What you're asking for is a link budget.
For HF, you can use software like VOACAP to estimate path loss. There are several ways you might use the software, but to start I'd suggest:
- Click the antennas button, and enter the kinds of antennas you have available for each band.
- Drag the location markers to the relevant places. Not all 10,000 km paths are the same. Things like water vs land make a difference, as well as alignment with the greyline, among other factors.
- Change the date in the lower-left to at least the month of interest. The sun influences HF propagation significantly, so the season is important. Over longer timescales, the sunspot cycle is also relevant.

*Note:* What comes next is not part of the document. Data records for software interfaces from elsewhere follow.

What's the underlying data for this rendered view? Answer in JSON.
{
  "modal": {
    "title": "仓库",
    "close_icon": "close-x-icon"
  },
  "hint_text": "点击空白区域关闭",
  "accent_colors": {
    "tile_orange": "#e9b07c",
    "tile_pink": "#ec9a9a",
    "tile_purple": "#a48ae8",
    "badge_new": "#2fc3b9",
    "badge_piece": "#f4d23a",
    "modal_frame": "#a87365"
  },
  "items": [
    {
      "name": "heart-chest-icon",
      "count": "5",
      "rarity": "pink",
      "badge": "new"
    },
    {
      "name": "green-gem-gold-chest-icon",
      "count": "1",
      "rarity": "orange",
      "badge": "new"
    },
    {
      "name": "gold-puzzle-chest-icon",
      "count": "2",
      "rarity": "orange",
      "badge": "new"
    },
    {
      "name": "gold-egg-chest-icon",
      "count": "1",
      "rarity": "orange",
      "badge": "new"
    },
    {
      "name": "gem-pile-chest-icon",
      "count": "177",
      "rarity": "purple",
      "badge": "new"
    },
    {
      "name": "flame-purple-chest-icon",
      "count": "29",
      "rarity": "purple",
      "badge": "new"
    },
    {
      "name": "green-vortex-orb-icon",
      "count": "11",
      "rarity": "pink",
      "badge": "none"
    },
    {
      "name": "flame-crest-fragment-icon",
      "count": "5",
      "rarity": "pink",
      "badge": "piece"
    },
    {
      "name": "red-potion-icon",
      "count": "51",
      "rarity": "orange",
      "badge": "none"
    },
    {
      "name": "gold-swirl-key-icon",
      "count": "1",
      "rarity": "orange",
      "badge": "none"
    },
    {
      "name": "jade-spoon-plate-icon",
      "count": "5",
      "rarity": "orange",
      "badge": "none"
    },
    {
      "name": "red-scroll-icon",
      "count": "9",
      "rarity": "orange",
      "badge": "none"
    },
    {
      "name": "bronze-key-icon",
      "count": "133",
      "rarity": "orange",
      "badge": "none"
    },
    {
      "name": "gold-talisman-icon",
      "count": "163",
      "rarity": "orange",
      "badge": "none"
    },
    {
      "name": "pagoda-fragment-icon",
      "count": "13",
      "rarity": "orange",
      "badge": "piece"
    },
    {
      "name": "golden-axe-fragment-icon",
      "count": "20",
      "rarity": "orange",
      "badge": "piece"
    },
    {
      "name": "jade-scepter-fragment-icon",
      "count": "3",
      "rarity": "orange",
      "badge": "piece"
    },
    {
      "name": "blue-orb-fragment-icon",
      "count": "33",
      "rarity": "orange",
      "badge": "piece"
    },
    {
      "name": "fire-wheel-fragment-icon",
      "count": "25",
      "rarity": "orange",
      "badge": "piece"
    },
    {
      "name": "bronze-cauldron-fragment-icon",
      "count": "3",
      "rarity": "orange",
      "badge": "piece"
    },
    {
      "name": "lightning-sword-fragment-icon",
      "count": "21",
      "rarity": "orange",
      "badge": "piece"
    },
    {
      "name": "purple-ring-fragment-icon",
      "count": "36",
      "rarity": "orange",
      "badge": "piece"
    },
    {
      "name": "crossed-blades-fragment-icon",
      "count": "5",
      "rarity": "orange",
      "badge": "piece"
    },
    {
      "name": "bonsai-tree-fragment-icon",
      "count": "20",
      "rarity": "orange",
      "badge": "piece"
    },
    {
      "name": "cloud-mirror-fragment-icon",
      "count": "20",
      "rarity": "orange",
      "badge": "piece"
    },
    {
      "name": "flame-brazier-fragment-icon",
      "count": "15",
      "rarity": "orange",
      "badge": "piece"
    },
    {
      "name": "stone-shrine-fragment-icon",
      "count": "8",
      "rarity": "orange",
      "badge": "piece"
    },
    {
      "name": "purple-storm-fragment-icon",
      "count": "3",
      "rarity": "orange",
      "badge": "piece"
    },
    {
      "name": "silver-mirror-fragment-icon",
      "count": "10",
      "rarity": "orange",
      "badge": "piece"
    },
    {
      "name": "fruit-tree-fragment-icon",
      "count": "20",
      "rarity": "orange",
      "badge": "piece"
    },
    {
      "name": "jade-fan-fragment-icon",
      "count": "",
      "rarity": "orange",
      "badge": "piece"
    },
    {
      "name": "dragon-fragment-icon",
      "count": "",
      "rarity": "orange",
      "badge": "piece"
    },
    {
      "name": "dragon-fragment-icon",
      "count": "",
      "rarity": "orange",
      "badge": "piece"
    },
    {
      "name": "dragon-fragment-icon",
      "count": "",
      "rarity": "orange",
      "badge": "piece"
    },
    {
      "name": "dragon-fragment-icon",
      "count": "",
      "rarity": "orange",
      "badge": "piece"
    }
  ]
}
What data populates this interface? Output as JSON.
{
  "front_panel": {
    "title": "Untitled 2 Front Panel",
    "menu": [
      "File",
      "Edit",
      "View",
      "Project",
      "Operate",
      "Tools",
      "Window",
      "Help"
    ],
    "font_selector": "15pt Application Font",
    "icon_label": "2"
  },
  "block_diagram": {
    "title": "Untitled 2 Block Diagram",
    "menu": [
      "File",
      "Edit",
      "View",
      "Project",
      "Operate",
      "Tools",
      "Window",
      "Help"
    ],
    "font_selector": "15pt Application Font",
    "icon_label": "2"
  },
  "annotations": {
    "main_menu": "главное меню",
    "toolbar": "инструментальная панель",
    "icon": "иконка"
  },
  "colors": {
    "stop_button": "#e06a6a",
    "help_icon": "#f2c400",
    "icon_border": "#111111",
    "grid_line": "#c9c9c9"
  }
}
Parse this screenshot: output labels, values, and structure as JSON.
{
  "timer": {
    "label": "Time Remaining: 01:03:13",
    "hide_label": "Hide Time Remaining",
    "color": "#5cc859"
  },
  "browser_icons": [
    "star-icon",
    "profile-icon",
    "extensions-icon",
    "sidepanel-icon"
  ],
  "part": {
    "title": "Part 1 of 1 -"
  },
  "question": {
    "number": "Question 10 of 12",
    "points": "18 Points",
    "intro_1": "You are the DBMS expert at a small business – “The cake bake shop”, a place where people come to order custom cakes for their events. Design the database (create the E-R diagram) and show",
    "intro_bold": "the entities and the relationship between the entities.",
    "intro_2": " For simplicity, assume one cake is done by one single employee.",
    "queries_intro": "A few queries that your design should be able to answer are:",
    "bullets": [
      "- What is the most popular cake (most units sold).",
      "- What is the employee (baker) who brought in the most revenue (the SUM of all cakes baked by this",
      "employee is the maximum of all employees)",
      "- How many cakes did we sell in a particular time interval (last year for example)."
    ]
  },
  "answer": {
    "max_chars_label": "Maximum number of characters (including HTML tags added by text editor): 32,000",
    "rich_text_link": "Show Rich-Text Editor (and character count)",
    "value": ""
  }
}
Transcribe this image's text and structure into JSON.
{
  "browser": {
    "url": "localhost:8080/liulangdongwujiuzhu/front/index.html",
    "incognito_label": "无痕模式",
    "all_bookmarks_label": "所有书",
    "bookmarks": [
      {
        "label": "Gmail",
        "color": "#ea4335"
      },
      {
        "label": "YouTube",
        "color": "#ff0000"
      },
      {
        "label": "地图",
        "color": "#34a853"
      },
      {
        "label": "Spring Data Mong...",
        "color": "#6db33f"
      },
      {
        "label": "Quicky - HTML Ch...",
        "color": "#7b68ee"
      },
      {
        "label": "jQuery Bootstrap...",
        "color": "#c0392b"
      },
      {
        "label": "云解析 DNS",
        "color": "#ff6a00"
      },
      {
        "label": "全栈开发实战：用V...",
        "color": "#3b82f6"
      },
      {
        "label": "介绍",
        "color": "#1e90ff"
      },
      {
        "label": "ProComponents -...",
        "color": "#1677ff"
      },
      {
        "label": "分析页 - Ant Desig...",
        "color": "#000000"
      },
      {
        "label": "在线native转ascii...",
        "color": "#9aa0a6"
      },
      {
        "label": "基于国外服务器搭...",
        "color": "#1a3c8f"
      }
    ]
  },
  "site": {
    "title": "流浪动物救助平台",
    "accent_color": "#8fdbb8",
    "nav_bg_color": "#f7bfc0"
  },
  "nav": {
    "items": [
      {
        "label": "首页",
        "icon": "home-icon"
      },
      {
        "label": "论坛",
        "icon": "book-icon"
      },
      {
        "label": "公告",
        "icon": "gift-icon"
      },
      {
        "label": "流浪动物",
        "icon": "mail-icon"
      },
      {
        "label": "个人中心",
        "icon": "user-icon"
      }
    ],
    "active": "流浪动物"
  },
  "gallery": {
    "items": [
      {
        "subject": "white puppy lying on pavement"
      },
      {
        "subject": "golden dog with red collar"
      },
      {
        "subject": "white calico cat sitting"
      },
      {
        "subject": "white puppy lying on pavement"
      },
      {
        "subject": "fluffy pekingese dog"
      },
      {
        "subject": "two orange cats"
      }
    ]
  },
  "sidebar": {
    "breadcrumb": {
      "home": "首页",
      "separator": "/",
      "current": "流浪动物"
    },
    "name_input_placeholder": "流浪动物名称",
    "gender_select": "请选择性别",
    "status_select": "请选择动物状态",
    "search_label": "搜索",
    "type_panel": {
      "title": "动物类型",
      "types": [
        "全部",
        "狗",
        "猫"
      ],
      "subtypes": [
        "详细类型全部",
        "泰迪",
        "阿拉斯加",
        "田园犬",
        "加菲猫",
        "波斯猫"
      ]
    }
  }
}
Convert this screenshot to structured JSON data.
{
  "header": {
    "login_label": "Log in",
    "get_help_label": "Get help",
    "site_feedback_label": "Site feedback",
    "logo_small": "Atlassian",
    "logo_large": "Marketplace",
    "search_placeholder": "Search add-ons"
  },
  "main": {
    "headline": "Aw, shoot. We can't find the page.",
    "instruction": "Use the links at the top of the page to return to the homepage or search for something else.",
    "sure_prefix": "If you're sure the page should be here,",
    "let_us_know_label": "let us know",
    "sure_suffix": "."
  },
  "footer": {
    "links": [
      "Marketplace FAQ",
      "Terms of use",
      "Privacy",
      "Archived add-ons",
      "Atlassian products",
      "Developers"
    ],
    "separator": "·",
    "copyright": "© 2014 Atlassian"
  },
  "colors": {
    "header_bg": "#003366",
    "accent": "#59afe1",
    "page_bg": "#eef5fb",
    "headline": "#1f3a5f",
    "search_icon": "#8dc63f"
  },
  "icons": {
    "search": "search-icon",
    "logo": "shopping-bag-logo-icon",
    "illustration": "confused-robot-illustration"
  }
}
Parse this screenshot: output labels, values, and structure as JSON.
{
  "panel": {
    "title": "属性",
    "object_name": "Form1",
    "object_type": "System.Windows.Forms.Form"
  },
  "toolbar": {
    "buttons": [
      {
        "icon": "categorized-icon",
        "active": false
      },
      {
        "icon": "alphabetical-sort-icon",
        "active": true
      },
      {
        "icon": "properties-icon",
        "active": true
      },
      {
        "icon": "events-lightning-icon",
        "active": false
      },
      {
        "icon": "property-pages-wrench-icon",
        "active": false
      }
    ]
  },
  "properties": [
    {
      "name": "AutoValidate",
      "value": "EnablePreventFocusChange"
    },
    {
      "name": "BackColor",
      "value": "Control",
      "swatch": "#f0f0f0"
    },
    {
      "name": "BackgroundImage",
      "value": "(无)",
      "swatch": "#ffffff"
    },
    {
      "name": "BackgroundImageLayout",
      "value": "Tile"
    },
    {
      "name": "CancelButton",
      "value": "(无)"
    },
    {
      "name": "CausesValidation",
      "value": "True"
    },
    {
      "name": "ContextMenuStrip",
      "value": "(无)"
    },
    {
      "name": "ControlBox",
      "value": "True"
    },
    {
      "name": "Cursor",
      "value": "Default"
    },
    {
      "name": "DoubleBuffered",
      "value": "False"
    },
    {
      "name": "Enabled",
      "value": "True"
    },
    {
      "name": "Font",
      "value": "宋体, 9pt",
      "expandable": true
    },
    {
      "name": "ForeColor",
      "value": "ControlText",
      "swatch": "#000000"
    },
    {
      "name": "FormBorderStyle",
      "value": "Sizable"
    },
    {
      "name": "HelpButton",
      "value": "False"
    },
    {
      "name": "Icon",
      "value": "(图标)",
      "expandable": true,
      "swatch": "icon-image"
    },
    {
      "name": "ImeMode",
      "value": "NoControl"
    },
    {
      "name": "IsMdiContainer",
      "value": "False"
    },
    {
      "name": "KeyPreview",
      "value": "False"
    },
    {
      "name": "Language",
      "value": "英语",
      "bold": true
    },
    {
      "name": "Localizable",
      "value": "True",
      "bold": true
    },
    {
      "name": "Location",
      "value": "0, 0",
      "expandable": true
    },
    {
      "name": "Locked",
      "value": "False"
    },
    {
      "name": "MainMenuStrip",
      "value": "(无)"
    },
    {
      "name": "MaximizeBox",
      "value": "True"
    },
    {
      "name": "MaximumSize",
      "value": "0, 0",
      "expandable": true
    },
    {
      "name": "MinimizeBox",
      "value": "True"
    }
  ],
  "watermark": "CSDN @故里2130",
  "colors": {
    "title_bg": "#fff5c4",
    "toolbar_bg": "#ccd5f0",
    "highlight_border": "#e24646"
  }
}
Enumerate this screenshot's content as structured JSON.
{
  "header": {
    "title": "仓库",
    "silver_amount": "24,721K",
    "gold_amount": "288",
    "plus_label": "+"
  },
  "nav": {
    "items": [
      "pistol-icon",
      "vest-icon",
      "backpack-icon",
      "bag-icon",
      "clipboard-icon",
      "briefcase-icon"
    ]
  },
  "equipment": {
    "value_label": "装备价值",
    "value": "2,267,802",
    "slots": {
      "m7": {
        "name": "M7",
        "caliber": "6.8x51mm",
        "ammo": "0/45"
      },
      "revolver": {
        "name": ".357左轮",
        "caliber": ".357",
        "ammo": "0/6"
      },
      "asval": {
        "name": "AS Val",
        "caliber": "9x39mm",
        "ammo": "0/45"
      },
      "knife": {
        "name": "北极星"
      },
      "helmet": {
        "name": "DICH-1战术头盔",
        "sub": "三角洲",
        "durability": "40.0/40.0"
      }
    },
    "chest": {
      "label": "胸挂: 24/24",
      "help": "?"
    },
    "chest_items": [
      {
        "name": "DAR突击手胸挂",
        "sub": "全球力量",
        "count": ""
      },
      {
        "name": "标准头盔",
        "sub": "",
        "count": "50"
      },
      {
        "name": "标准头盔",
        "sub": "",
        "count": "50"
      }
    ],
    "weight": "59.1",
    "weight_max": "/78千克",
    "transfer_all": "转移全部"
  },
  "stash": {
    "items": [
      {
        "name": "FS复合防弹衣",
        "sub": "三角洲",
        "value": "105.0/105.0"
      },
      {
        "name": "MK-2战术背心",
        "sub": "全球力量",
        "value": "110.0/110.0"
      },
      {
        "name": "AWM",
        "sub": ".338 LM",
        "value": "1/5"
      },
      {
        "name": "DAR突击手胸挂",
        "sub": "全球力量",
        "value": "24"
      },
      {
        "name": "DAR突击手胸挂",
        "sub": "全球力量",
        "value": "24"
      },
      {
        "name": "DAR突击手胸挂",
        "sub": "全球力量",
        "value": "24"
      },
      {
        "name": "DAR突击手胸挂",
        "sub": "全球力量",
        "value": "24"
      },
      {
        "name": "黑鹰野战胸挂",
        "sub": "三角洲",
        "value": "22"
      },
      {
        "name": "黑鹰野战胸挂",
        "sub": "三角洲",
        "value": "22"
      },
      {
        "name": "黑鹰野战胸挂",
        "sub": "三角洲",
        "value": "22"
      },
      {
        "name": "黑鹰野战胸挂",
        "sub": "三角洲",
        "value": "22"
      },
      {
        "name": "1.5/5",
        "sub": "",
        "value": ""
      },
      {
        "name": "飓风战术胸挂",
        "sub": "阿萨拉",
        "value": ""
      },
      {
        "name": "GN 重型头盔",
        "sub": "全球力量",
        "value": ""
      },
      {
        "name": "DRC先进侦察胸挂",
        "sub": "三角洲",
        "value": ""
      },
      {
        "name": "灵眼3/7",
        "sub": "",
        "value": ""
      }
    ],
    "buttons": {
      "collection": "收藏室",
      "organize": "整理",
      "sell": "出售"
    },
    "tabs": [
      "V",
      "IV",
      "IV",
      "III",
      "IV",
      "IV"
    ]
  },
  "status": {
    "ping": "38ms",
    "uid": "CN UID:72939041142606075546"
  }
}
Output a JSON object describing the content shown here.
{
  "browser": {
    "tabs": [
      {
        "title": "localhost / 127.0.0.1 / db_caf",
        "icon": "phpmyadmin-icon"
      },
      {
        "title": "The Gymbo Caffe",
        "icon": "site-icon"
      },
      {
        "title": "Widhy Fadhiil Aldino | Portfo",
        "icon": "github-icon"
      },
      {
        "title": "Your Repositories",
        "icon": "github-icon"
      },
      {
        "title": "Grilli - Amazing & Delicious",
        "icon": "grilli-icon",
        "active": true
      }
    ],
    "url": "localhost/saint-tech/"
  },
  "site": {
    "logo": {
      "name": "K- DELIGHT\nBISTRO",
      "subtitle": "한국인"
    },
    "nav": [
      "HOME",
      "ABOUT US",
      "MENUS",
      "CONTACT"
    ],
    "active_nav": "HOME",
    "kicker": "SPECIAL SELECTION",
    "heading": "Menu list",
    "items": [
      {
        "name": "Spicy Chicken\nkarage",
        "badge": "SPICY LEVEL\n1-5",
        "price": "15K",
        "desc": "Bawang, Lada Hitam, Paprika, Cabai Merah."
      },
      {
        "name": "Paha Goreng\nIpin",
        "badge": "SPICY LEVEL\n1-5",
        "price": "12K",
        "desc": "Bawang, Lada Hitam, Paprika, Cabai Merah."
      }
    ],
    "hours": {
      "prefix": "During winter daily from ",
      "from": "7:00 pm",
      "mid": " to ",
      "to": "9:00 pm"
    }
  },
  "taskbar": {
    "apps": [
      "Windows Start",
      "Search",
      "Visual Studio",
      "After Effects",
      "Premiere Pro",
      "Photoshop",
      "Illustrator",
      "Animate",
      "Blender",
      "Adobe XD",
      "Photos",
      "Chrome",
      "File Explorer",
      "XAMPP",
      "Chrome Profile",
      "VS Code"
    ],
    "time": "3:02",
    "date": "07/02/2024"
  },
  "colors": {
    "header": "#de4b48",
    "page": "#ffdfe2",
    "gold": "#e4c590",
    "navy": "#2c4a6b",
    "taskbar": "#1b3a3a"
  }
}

- After editing these and other relevant parameters, click the "Prop Charts" button, and select the "SDBW Short-Path" chart. This shows the received power in dBW for each band and each hour of the day.
- Note the transmit power selected in the upper-right. It's in watts, but if you convert it to dBW then the difference between that and the "SDBW" chart is the path loss. It includes propagation loss and antenna gain.
Of note, HF propagation is highly variable. The number VOACAP gives for SDBW is a median value. Half the days will be better, half will be worse. Add or subtract some margin depending on how many days out of the month you are OK with communication not working. VOACAP can also generate 10th and 90th percentile values for this metric, but as far as I've found not in the online version.
Great, now you know how much power from the transmitter arrives at the receiver. Now how much power must arrive at the receiver to achieve your communication objectives?
The first part of this question is determining the noise at the receiver site. Perhaps you can measure it directly. If not, ITU-R P.372-13 is a good source of data on what noise can be expected generally.
Now you need to set a signal to noise ratio (SNR) objective. You could do this a couple ways:
- Use the Shannon-Haltley theorem to put a best-case lower-bound on the required SNR, or
- Find the bit error rate curve for a specific modulation you are considering. I have no idea what the thing you linked in the question is. BPSK might be a good starting point.
If this sounds complicated, it's because it is. There are a lot of variables required besides "how much power". But hopefully this gives you enough of an outline of the procedure that you can ask follow-up questions for additional detail as you need it.